- Traditional interviews are restricted within the context of a single room; the interview room. VR interviews may offer viewing and tours of company offices and headquarters giving candidates a ‘snapshot’ of what working for the certain firm looks like. The candidate can see and experience whether they are a good fit for the culture and the overall environment of the brand. In this sense, VR tech best serves the purpose of any hiring activity; that is ensuring high job-person fit. Sharper fit ensures more valid hiring results (less false positives and fewer true negatives).
- Traditional interviews, can at best assess candidates’ behavioural and cognitive capabilities. Any sense of their technical skills (e.g. imagine a hospital in need of hiring a heart surgeon) can only be obtained on the spot, through CV information. VR interviews transcend these limitations by making it possible for the candidate through a VR headset and additional functionalities, to perform physical tasks or movements e.g. a company hiring for a leadership position, might ask a candidate to stand up and interact with a virtual team through a particular scenario. Such examples are very telling of how VR interviewers can better assess their candidates’ voice, posture, presence, their non-verbal language6 as well as their spatial skills (the latter comprises a core dimension of the human Intellect – IQ and is very difficult to be assessed “over the traditional interviewing table”). The candidates get to reveal their natural strengths and behaviours, the more we can ensure that we achieve a good person-job fit.
- VR interviews and VR environments help firms cut all sorts of procedural and administrative costs short. Candidates do not have to fly overseas for the recruitment process (interviews included, especially if skill-based tests are included), costs of having to set up assessment centres in many different locations are eliminated and work scenarios that require large spaces or a collective of people to be present within the same room –practically impossible within a single interview room- can now become a reality.
- Overall, VR interviews offer significant incremental value when applied alongside other methods of hiring new talent. Their unique value lies on their ability to bring employers and candidates digitally closer for one e.g. people can exchange handshakes. With additional functionalities VR interviews can present a holistic and complete recruitment process by itself, since they may make it possible for firms to assess their future employees on real work scenarios that would never in the past be considered part of the recruitment process due to them being dangerous (for example, surgery scenarios drills), counterproductive (practising fire emergency scenarios) or expensive (simulation flights) to (re)create.
Sources & footnotes
Smith, M. J., Ginger, E. J., Wright, K., Wright, M. A., Taylor, J. L., Humm, L. B. & Fleming, M. F. (2014). Virtual reality job interview training in adults with autism spectrum disorder. Journal of autism and developmental disorders, 44(10), 2450-2463.
Derous, E., & De Fruyt, F. (2016). Developments in recruitment and selection research. International Journal of Selection and Assessment, 24(1), 1-3.

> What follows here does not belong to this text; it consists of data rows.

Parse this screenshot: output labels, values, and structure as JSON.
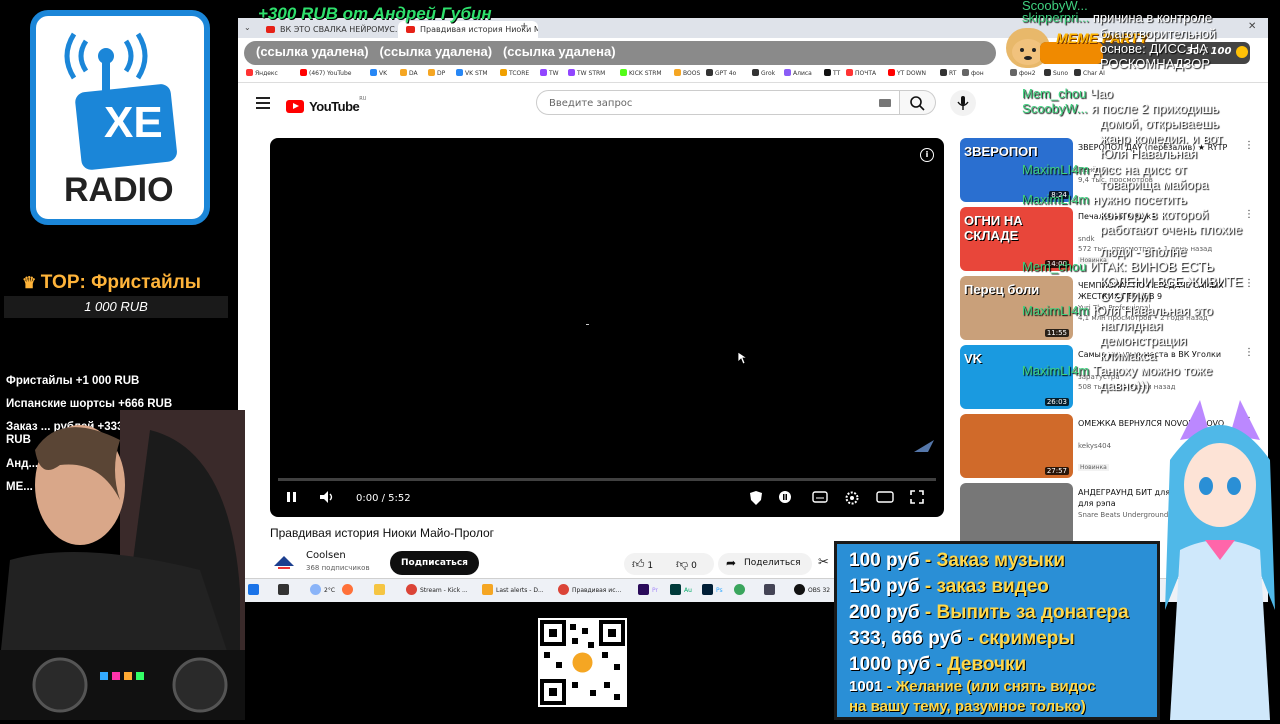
{
  "browser": {
    "tabs": [
      {
        "label": "ВК ЭТО СВАЛКА НЕЙРОМУС..."
      },
      {
        "label": "Правдивая история Ниоки М..."
      }
    ],
    "bookmarks": [
      "Яндекс",
      "(467) YouTube",
      "VK",
      "DA",
      "DP",
      "VK STM",
      "TCORE",
      "TW",
      "TW STRM",
      "KICK STRM",
      "BOOS",
      "GPT 4o",
      "Grok",
      "Алиса",
      "TT",
      "ПОЧТА",
      "YT DOWN",
      "RT",
      "фон",
      "фон2",
      "Suno",
      "Char AI"
    ]
  },
  "youtube": {
    "logo_text": "YouTube",
    "logo_region": "RU",
    "search_placeholder": "Введите запрос",
    "video_time": "0:00 / 5:52",
    "progress_fraction": 0.0,
    "video_title": "Правдивая история Ниоки Майо-Пролог",
    "channel_name": "Coolsen",
    "channel_subs": "368 подписчиков",
    "subscribe_label": "Подписаться",
    "like_count": "1",
    "dislike_count": "0",
    "share_label": "Поделиться",
    "sidebar": [
      {
        "title": "ЗВЕРОПОЛ ДАУ (перезалив) ★ RYTP",
        "channel": "Пенёк Т...",
        "meta": "9,4 тыс. просмотров",
        "duration": "8:24",
        "badge": "",
        "color": "#2a6fd0",
        "thumb_text": "ЗВЕРОПОП"
      },
      {
        "title": "Печальный мишка",
        "channel": "sndk",
        "meta": "572 тыс. просмотров • 1 день назад",
        "duration": "14:00",
        "badge": "Новинка",
        "color": "#e8463a",
        "thumb_text": "ОГНИ НА СКЛАДЕ"
      },
      {
        "title": "ЧЕМПИОНАТ ПО ПЕРЕДАЧЕ САМЫХ ЖЕСТКИХ ПЕРЦЕВ 9",
        "channel": "Yuri The Professional",
        "meta": "4,1 млн просмотров • 2 года назад",
        "duration": "11:55",
        "badge": "",
        "color": "#c9a07a",
        "thumb_text": "Перец боли"
      },
      {
        "title": "Самые унылые места в ВК Уголки",
        "channel": "заратустра",
        "meta": "508 тыс. • 2 недели назад",
        "duration": "26:03",
        "badge": "",
        "color": "#1a9ae0",
        "thumb_text": "VK"
      },
      {
        "title": "ОМЕЖКА ВЕРНУЛСЯ NOVOE OLOVO",
        "channel": "kekys404",
        "meta": "",
        "duration": "27:57",
        "badge": "Новинка",
        "color": "#d06a2a",
        "thumb_text": ""
      },
      {
        "title": "АНДЕГРАУНД БИТ для рэпа | Бит для рэпа",
        "channel": "Snare Beats Underground",
        "meta": "",
        "duration": "",
        "badge": "",
        "color": "#777777",
        "thumb_text": ""
      }
    ]
  },
  "taskbar": {
    "weather": "2°C",
    "apps": [
      "Stream - Kick ...",
      "Last alerts - D...",
      "Правдивая ис...",
      "Pr",
      "Au",
      "Ps",
      "OBS 32"
    ]
  },
  "overlay": {
    "donation_top": "+300 RUB  от Андрей Губин",
    "links": [
      "(ссылка удалена)",
      "(ссылка удалена)",
      "(ссылка удалена)"
    ],
    "meme_title": "MEME PARTY",
    "meme_count": "30 / 100",
    "meme_progress_fraction": 0.3,
    "radio_text": "RADIO",
    "radio_logo": "XE",
    "top_title": "TOP: Фристайлы",
    "top_amount": "1 000 RUB",
    "donors": [
      "Фристайлы +1 000 RUB",
      "Испанские шортсы +666 RUB",
      "Заказ ... рублей +333",
      "RUB",
      "Анд...",
      "МЕ..."
    ],
    "chat": [
      {
        "user": "ScoobyW...",
        "text": ""
      },
      {
        "user": "skipperpri...",
        "text": "причина в контроле"
      },
      {
        "user": "",
        "text": "благотворительной"
      },
      {
        "user": "",
        "text": "основе: ДИСС НА"
      },
      {
        "user": "",
        "text": "РОСКОМНАДЗОР"
      },
      {
        "user": "Mem_chou",
        "text": "Чао"
      },
      {
        "user": "ScoobyW...",
        "text": "я после 2 приходишь"
      },
      {
        "user": "",
        "text": "домой, открываешь"
      },
      {
        "user": "",
        "text": "жанр комедия. и вот"
      },
      {
        "user": "",
        "text": "Юля Навальная"
      },
      {
        "user": "MaximLI4m",
        "text": "дисс на дисс от"
      },
      {
        "user": "",
        "text": "товарища майора"
      },
      {
        "user": "MaximLI4m",
        "text": "нужно посетить"
      },
      {
        "user": "",
        "text": "контору в которой"
      },
      {
        "user": "",
        "text": "работают очень плохие"
      },
      {
        "user": "",
        "text": "люди - вполне"
      },
      {
        "user": "Mem_chou",
        "text": "ИТАК: ВИНОВ ЕСТЬ"
      },
      {
        "user": "",
        "text": "КОЛЕНИ ВСЕ ЖИВИТЕ"
      },
      {
        "user": "",
        "text": "С ЭТИМ"
      },
      {
        "user": "MaximLI4m",
        "text": "Юля Навальная это"
      },
      {
        "user": "",
        "text": "наглядная"
      },
      {
        "user": "",
        "text": "демонстрация"
      },
      {
        "user": "",
        "text": "климакса"
      },
      {
        "user": "MaximLI4m",
        "text": "Танюху можно тоже"
      },
      {
        "user": "",
        "text": "давно)))"
      }
    ],
    "prices": [
      {
        "amount": "100 руб",
        "desc": "- Заказ музыки"
      },
      {
        "amount": "150 руб",
        "desc": "- заказ видео"
      },
      {
        "amount": "200 руб",
        "desc": "- Выпить за донатера"
      },
      {
        "amount": "333, 666 руб",
        "desc": "- скримеры"
      },
      {
        "amount": "1000 руб",
        "desc": "- Девочки"
      },
      {
        "amount": "1001",
        "desc": "- Желание (или снять видос"
      },
      {
        "amount": "",
        "desc": "на вашу тему, разумное только)"
      }
    ]
  }
}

Villani, D., Repetto, C., Cipresso, P., & Riva, G. (2012). May I experience more presence in doing the same thing in virtual reality than in reality? An answer from a simulated job interview. Interacting with Computers, 24(4), 265-272.